*** DATASET EXCERPTS ***
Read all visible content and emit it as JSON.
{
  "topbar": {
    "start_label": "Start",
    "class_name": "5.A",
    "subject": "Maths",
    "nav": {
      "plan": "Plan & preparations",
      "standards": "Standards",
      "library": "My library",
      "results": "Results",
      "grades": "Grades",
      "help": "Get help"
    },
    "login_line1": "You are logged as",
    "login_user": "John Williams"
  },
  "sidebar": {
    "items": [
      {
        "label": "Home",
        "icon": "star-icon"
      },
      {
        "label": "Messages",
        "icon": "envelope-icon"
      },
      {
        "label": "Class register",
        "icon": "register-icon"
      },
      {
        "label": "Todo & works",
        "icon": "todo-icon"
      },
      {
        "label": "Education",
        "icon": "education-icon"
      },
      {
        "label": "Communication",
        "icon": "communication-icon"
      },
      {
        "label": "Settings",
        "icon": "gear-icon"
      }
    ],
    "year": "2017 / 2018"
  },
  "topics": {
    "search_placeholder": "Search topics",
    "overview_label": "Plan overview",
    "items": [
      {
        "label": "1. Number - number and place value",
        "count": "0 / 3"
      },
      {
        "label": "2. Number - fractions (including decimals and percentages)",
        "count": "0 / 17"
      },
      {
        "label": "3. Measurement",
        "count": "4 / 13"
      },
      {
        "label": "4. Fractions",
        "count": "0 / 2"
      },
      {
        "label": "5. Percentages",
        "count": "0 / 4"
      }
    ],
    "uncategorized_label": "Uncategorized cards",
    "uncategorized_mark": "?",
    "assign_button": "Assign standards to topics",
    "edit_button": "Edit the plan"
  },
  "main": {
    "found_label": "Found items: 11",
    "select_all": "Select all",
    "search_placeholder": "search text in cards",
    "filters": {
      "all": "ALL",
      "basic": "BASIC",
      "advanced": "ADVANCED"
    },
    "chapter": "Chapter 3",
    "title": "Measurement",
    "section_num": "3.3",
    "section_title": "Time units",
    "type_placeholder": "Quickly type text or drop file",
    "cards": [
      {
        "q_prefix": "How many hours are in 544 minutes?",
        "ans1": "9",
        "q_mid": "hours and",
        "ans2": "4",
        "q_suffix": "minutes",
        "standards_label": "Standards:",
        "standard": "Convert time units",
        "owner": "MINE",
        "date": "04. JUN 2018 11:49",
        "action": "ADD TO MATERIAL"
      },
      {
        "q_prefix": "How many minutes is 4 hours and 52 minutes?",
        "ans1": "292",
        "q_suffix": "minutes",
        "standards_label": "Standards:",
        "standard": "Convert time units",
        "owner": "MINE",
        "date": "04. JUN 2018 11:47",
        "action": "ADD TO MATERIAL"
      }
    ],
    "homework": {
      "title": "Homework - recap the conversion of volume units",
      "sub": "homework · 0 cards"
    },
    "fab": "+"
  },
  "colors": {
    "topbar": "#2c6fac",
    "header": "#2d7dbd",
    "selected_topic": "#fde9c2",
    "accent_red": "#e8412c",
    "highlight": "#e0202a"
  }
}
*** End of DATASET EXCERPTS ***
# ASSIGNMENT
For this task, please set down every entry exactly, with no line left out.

# ANSWER AREA
Read all visible content and emit it as JSON.
{
  "topbar": {
    "start_label": "Start",
    "class_name": "5.A",
    "subject": "Maths",
    "nav": {
      "plan": "Plan & preparations",
      "standards": "Standards",
      "library": "My library",
      "results": "Results",
      "grades": "Grades",
      "help": "Get help"
    },
    "login_line1": "You are logged as",
    "login_user": "John Williams"
  },
  "sidebar": {
    "items": [
      {
        "label": "Home",
        "icon": "star-icon"
      },
      {
        "label": "Messages",
        "icon": "envelope-icon"
      },
      {
        "label": "Class register",
        "icon": "register-icon"
      },
      {
        "label": "Todo & works",
        "icon": "todo-icon"
      },
      {
        "label": "Education",
        "icon": "education-icon"
      },
      {
        "label": "Communication",
        "icon": "communication-icon"
      },
      {
        "label": "Settings",
        "icon": "gear-icon"
      }
    ],
    "year": "2017 / 2018"
  },
  "topics": {
    "search_placeholder": "Search topics",
    "overview_label": "Plan overview",
    "items": [
      {
        "label": "1. Number - number and place value",
        "count": "0 / 3"
      },
      {
        "label": "2. Number - fractions (including decimals and percentages)",
        "count": "0 / 17"
      },
      {
        "label": "3. Measurement",
        "count": "4 / 13"
      },
      {
        "label": "4. Fractions",
        "count": "0 / 2"
      },
      {
        "label": "5. Percentages",
        "count": "0 / 4"
      }
    ],
    "uncategorized_label": "Uncategorized cards",
    "uncategorized_mark": "?",
    "assign_button": "Assign standards to topics",
    "edit_button": "Edit the plan"
  },
  "main": {
    "found_label": "Found items: 11",
    "select_all": "Select all",
    "search_placeholder": "search text in cards",
    "filters": {
      "all": "ALL",
      "basic": "BASIC",
      "advanced": "ADVANCED"
    },
    "chapter": "Chapter 3",
    "title": "Measurement",
    "section_num": "3.3",
    "section_title": "Time units",
    "type_placeholder": "Quickly type text or drop file",
    "cards": [
      {
        "q_prefix": "How many hours are in 544 minutes?",
        "ans1": "9",
        "q_mid": "hours and",
        "ans2": "4",
        "q_suffix": "minutes",
        "standards_label": "Standards:",
        "standard": "Convert time units",
        "owner": "MINE",
        "date": "04. JUN 2018 11:49",
        "action": "ADD TO MATERIAL"
      },
      {
        "q_prefix": "How many minutes is 4 hours and 52 minutes?",
        "ans1": "292",
        "q_suffix": "minutes",
        "standards_label": "Standards:",
        "standard": "Convert time units",
        "owner": "MINE",
        "date": "04. JUN 2018 11:47",
        "action": "ADD TO MATERIAL"
      }
    ],
    "homework": {
      "title": "Homework - recap the conversion of volume units",
      "sub": "homework · 0 cards"
    },
    "fab": "+"
  },
  "colors": {
    "topbar": "#2c6fac",
    "header": "#2d7dbd",
    "selected_topic": "#fde9c2",
    "accent_red": "#e8412c",
    "highlight": "#e0202a"
  }
}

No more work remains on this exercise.